# Multiplication

*of numbers*

One of the basic arithmetic operations. Multiplication consists in assigning to two numbers $a,b$ (called the factors) a third number $c$ (called the product). Multiplication is denoted by the sign $\times$ or $\cdot$; in notations using letters the sign is, as a rule, omitted.

Multiplication of positive integers is defined in the following way by means of addition: the product of a number $a$ by a number $b$ is the number $c$ equal to the sum of $b$ summands each of which is equal to $a$; thus,

\[ab=a+\dots+a\quad(b\text{ times}).\]

The number $a$ is called the multiplicand and $b$ the multiplier. Multiplication of two positive rational numbers $m/n$ and $p/q$ is defined by the equation

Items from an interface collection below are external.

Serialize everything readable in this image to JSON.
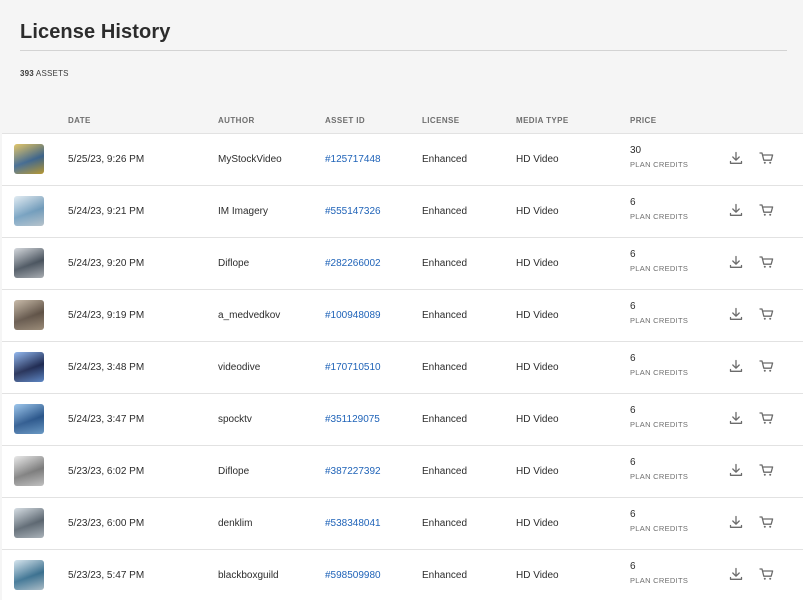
{
  "page": {
    "title": "License History",
    "asset_count": "393",
    "asset_count_suffix": " ASSETS"
  },
  "table": {
    "headers": {
      "date": "DATE",
      "author": "AUTHOR",
      "asset_id": "ASSET ID",
      "license": "LICENSE",
      "media_type": "MEDIA TYPE",
      "price": "PRICE"
    },
    "rows": [
      {
        "date": "5/25/23, 9:26 PM",
        "author": "MyStockVideo",
        "asset_id": "#125717448",
        "license": "Enhanced",
        "media_type": "HD Video",
        "price": "30",
        "price_unit": "PLAN CREDITS",
        "thumb_colors": [
          "#2f5f8f",
          "#d9b43a"
        ]
      },
      {
        "date": "5/24/23, 9:21 PM",
        "author": "IM Imagery",
        "asset_id": "#555147326",
        "license": "Enhanced",
        "media_type": "HD Video",
        "price": "6",
        "price_unit": "PLAN CREDITS",
        "thumb_colors": [
          "#6fa3c9",
          "#d8e6ef"
        ]
      },
      {
        "date": "5/24/23, 9:20 PM",
        "author": "Diflope",
        "asset_id": "#282266002",
        "license": "Enhanced",
        "media_type": "HD Video",
        "price": "6",
        "price_unit": "PLAN CREDITS",
        "thumb_colors": [
          "#3f4b58",
          "#c7ccd2"
        ]
      },
      {
        "date": "5/24/23, 9:19 PM",
        "author": "a_medvedkov",
        "asset_id": "#100948089",
        "license": "Enhanced",
        "media_type": "HD Video",
        "price": "6",
        "price_unit": "PLAN CREDITS",
        "thumb_colors": [
          "#5a4a3c",
          "#b7a58e"
        ]
      },
      {
        "date": "5/24/23, 3:48 PM",
        "author": "videodive",
        "asset_id": "#170710510",
        "license": "Enhanced",
        "media_type": "HD Video",
        "price": "6",
        "price_unit": "PLAN CREDITS",
        "thumb_colors": [
          "#0c1a4a",
          "#6fa0e8"
        ]
      },
      {
        "date": "5/24/23, 3:47 PM",
        "author": "spocktv",
        "asset_id": "#351129075",
        "license": "Enhanced",
        "media_type": "HD Video",
        "price": "6",
        "price_unit": "PLAN CREDITS",
        "thumb_colors": [
          "#1a4f8f",
          "#7db4e6"
        ]
      },
      {
        "date": "5/23/23, 6:02 PM",
        "author": "Diflope",
        "asset_id": "#387227392",
        "license": "Enhanced",
        "media_type": "HD Video",
        "price": "6",
        "price_unit": "PLAN CREDITS",
        "thumb_colors": [
          "#7c7c7c",
          "#e3e3e3"
        ]
      },
      {
        "date": "5/23/23, 6:00 PM",
        "author": "denklim",
        "asset_id": "#538348041",
        "license": "Enhanced",
        "media_type": "HD Video",
        "price": "6",
        "price_unit": "PLAN CREDITS",
        "thumb_colors": [
          "#55626e",
          "#c9d3db"
        ]
      },
      {
        "date": "5/23/23, 5:47 PM",
        "author": "blackboxguild",
        "asset_id": "#598509980",
        "license": "Enhanced",
        "media_type": "HD Video",
        "price": "6",
        "price_unit": "PLAN CREDITS",
        "thumb_colors": [
          "#2d6e94",
          "#c9dde9"
        ]
      }
    ]
  },
  "icons": {
    "download": "download-icon",
    "cart": "cart-icon"
  },
  "colors": {
    "link": "#1f63b8",
    "background": "#f5f5f5",
    "row_background": "#ffffff"
  }
}
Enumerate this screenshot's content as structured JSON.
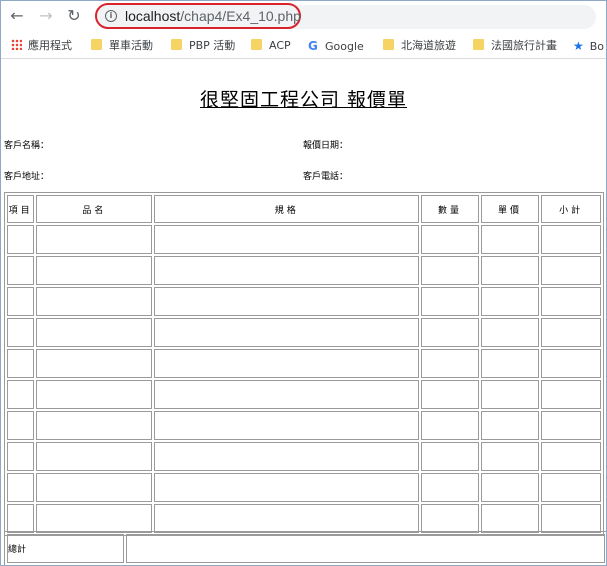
{
  "browser": {
    "url_host": "localhost",
    "url_path": "/chap4/Ex4_10.php",
    "bookmarks": [
      {
        "label": "應用程式",
        "icon": "apps-grid-icon"
      },
      {
        "label": "單車活動",
        "icon": "folder-icon"
      },
      {
        "label": "PBP 活動",
        "icon": "folder-icon"
      },
      {
        "label": "ACP",
        "icon": "folder-icon"
      },
      {
        "label": "Google",
        "icon": "google-icon"
      },
      {
        "label": "北海道旅遊",
        "icon": "folder-icon"
      },
      {
        "label": "法國旅行計畫",
        "icon": "folder-icon"
      },
      {
        "label": "Bo",
        "icon": "star-icon"
      }
    ]
  },
  "document": {
    "title": "很堅固工程公司 報價單",
    "customer_name_label": "客戶名稱：",
    "quote_date_label": "報價日期：",
    "customer_address_label": "客戶地址：",
    "customer_phone_label": "客戶電話：",
    "table": {
      "headers": [
        "項目",
        "品名",
        "規格",
        "數量",
        "單價",
        "小計"
      ],
      "rows": [
        [
          "",
          "",
          "",
          "",
          "",
          ""
        ],
        [
          "",
          "",
          "",
          "",
          "",
          ""
        ],
        [
          "",
          "",
          "",
          "",
          "",
          ""
        ],
        [
          "",
          "",
          "",
          "",
          "",
          ""
        ],
        [
          "",
          "",
          "",
          "",
          "",
          ""
        ],
        [
          "",
          "",
          "",
          "",
          "",
          ""
        ],
        [
          "",
          "",
          "",
          "",
          "",
          ""
        ],
        [
          "",
          "",
          "",
          "",
          "",
          ""
        ],
        [
          "",
          "",
          "",
          "",
          "",
          ""
        ],
        [
          "",
          "",
          "",
          "",
          "",
          ""
        ]
      ]
    },
    "total_label": "總計",
    "total_value": ""
  },
  "colors": {
    "url_highlight": "#d9232d",
    "folder": "#f6d365",
    "table_border": "#9a9a9a"
  }
}
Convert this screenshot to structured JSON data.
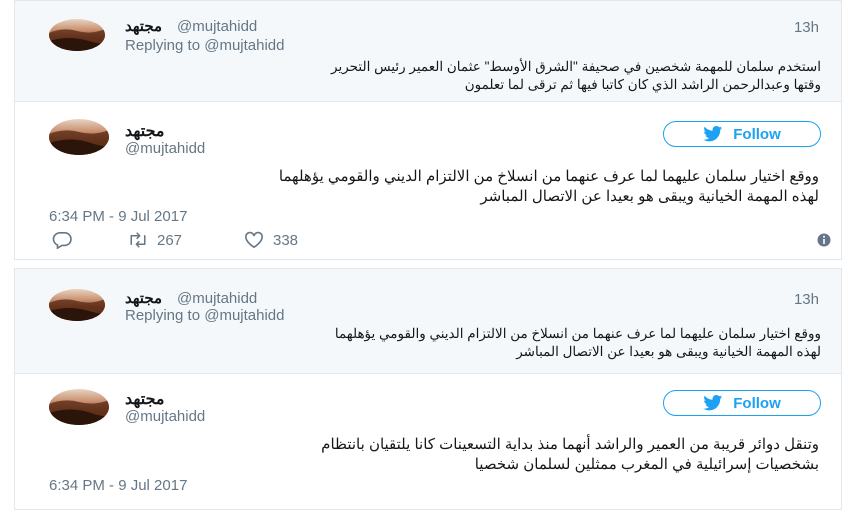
{
  "tweet1": {
    "reply": {
      "name": "مجتهد",
      "handle": "@mujtahidd",
      "time": "13h",
      "replying_prefix": "Replying to",
      "replying_to": "@mujtahidd",
      "lines": [
        "استخدم سلمان للمهمة شخصين في صحيفة \"الشرق الأوسط\" عثمان العمير رئيس التحرير",
        "وقتها وعبدالرحمن الراشد الذي كان كاتبا فيها ثم ترقى لما تعلمون"
      ]
    },
    "main": {
      "name": "مجتهد",
      "handle": "@mujtahidd",
      "follow_label": "Follow",
      "lines": [
        "ووقع اختيار سلمان عليهما لما عرف عنهما من انسلاخ من الالتزام الديني والقومي يؤهلهما",
        "لهذه المهمة الخيانية ويبقى هو بعيدا عن الاتصال المباشر"
      ],
      "date": "6:34 PM - 9 Jul 2017",
      "retweets": "267",
      "likes": "338"
    }
  },
  "tweet2": {
    "reply": {
      "name": "مجتهد",
      "handle": "@mujtahidd",
      "time": "13h",
      "replying_prefix": "Replying to",
      "replying_to": "@mujtahidd",
      "lines": [
        "ووقع اختيار سلمان عليهما لما عرف عنهما من انسلاخ من الالتزام الديني والقومي يؤهلهما",
        "لهذه المهمة الخيانية ويبقى هو بعيدا عن الاتصال المباشر"
      ]
    },
    "main": {
      "name": "مجتهد",
      "handle": "@mujtahidd",
      "follow_label": "Follow",
      "lines": [
        "وتنقل دوائر قريبة من العمير والراشد أنهما منذ بداية التسعينات كانا يلتقيان بانتظام",
        "بشخصيات إسرائيلية في المغرب ممثلين لسلمان شخصيا"
      ],
      "date": "6:34 PM - 9 Jul 2017"
    }
  },
  "colors": {
    "accent": "#1da1f2",
    "muted": "#657786",
    "reply_bg": "#f5f8fa",
    "border": "#e1e8ed"
  },
  "icons": [
    "avatar",
    "twitter-bird-icon",
    "reply-icon",
    "retweet-icon",
    "heart-icon",
    "info-icon"
  ]
}
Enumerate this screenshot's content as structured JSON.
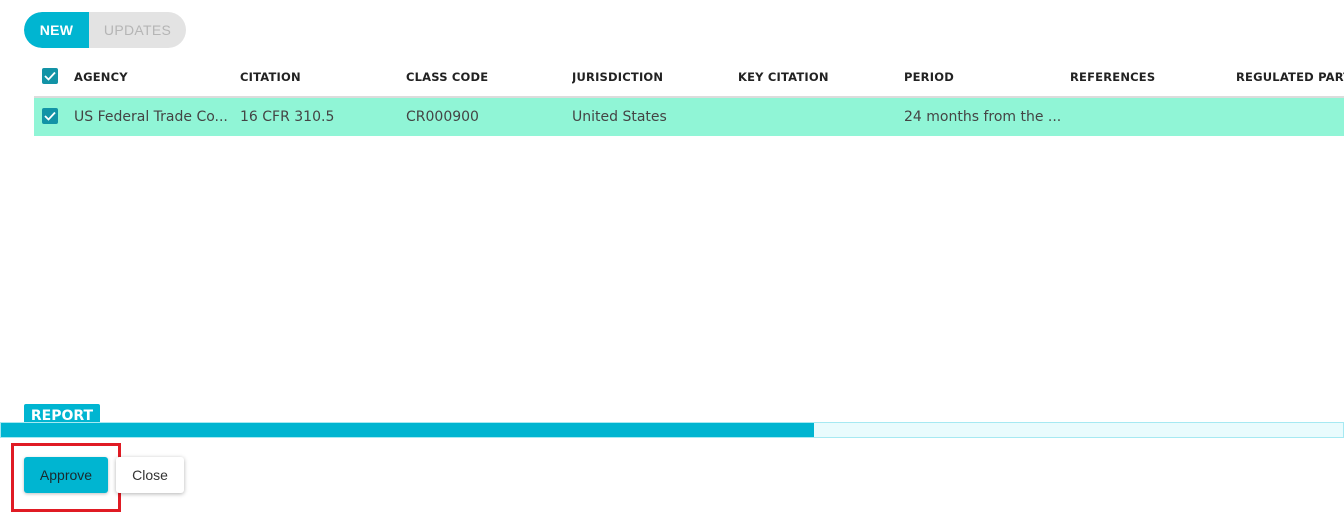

\[\frac mn\cdot\frac pq=\frac{mp}{nq}\]

(cf. Fraction). The product of two negative fractions is positive, and that of a positive and a negative fraction is negative, where the modulus of the product in both cases is equal to the product of the moduli of the factors. The product of irrational numbers is defined as the limit of the products of rational approximations of them. Multiplication of two complex numbers $\alpha=a+bi$ and $\beta=c+di$ is given by the formula

\[\alpha\beta=(a+bi)(c+di)=ac-bd+(ad+bc)i,\]

or, in trigonometric form $(\alpha=r_1(\cos\phi_1+i\sin\phi_1),\ \beta=r_2(\cos\phi_2+i\sin\phi_2))$, by

\[\alpha\beta=r_1r_2(\cos(\phi_1+\phi_2)+i\sin(\phi_1+\phi_2)).\]

Multiplication of numbers is commutative, associative and distributive on the left and right relative to addition (cf. Commutativity; Associativity; Distributivity). Further, $a\cdot0=0$, $a\cdot1=a$.

In general algebra, multiplication may be any algebraic operation ($n$-ary, $n>2$); most frequently a binary operation (cf. Magma). In certain cases this operation is a generalization of the usual multiplication of numbers. E.g. multiplication of quaternions, multiplication of matrices and multiplication of transformations. However, properties of the multiplication of numbers (e.g. commutativity) may be lost in these cases.

**How to Cite This Entry:**

Multiplication.

*Encyclopedia of Mathematics.*URL: http://encyclopediaofmath.org/index.php?title=Multiplication&oldid=43620